Exercise.
What lines below contain the word "Free"? Please pull each one out.

--*--

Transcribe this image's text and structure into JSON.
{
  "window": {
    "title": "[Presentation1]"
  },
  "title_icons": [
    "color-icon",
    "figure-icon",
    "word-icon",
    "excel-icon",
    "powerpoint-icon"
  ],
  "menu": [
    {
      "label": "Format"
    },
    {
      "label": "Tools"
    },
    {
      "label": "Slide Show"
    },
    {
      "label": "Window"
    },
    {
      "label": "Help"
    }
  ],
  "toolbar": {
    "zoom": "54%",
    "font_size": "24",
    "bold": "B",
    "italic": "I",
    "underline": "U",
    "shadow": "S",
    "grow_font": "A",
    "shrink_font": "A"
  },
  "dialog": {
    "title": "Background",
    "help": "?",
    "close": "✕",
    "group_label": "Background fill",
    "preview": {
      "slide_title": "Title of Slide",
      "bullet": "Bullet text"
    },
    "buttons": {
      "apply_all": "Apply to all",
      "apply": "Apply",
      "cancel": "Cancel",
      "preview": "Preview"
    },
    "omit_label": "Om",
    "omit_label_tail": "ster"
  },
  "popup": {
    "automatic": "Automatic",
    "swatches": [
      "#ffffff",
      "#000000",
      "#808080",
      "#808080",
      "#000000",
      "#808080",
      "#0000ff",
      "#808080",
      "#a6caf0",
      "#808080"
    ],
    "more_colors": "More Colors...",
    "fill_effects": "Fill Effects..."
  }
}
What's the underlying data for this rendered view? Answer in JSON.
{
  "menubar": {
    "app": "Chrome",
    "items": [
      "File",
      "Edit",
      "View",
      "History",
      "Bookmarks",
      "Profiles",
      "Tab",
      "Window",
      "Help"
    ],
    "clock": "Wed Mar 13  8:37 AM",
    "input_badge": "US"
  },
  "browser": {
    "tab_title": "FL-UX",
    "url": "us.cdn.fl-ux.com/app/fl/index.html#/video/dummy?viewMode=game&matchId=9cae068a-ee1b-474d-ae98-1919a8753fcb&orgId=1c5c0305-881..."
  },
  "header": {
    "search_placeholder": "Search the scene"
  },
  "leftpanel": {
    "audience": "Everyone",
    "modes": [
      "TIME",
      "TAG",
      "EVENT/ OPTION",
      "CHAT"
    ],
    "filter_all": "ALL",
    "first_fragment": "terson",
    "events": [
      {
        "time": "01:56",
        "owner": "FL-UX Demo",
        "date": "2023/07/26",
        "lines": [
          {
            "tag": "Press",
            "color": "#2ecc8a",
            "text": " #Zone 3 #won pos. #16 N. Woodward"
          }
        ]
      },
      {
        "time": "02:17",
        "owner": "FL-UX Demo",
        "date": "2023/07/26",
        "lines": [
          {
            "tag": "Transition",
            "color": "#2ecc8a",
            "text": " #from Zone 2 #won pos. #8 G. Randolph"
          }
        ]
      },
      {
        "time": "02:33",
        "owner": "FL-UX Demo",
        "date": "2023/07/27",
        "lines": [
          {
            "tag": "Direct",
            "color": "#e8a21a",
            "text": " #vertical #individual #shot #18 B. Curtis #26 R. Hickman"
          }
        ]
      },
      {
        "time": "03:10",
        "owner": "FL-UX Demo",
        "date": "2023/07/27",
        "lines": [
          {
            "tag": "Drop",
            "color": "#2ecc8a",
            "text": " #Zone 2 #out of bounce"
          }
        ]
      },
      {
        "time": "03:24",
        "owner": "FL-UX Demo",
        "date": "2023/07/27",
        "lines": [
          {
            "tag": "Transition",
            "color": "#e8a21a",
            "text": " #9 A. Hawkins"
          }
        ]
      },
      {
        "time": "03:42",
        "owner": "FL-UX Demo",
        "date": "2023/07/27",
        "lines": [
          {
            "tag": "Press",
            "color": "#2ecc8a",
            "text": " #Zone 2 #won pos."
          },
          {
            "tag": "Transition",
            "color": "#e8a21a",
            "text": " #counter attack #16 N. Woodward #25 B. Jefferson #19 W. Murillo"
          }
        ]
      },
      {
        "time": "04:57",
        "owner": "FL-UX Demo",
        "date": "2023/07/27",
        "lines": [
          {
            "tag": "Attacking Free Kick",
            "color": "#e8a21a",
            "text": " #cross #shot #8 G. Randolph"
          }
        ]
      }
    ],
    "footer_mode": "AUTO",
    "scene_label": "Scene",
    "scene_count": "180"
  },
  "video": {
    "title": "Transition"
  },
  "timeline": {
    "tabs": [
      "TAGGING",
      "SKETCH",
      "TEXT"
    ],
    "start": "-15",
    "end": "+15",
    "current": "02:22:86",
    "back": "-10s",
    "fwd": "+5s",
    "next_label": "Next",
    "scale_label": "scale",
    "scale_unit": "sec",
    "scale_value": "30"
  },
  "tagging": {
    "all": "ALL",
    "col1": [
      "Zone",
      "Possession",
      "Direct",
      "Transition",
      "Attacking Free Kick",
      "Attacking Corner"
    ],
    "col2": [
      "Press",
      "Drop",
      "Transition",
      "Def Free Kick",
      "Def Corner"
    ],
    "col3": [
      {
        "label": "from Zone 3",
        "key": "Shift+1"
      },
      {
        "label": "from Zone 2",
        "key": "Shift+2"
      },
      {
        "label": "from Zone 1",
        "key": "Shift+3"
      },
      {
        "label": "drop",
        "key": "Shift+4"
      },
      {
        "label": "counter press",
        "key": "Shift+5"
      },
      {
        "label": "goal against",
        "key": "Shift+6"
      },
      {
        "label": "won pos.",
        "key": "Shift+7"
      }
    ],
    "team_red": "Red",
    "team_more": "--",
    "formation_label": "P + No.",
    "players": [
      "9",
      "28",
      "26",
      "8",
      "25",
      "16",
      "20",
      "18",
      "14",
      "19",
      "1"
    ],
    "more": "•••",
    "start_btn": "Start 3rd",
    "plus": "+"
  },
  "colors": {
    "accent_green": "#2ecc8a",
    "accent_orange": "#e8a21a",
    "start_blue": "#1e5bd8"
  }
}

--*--

Solved exercise.
            "tag": "Attacking Free Kick",
      "Attacking Free Kick",
      "Def Free Kick",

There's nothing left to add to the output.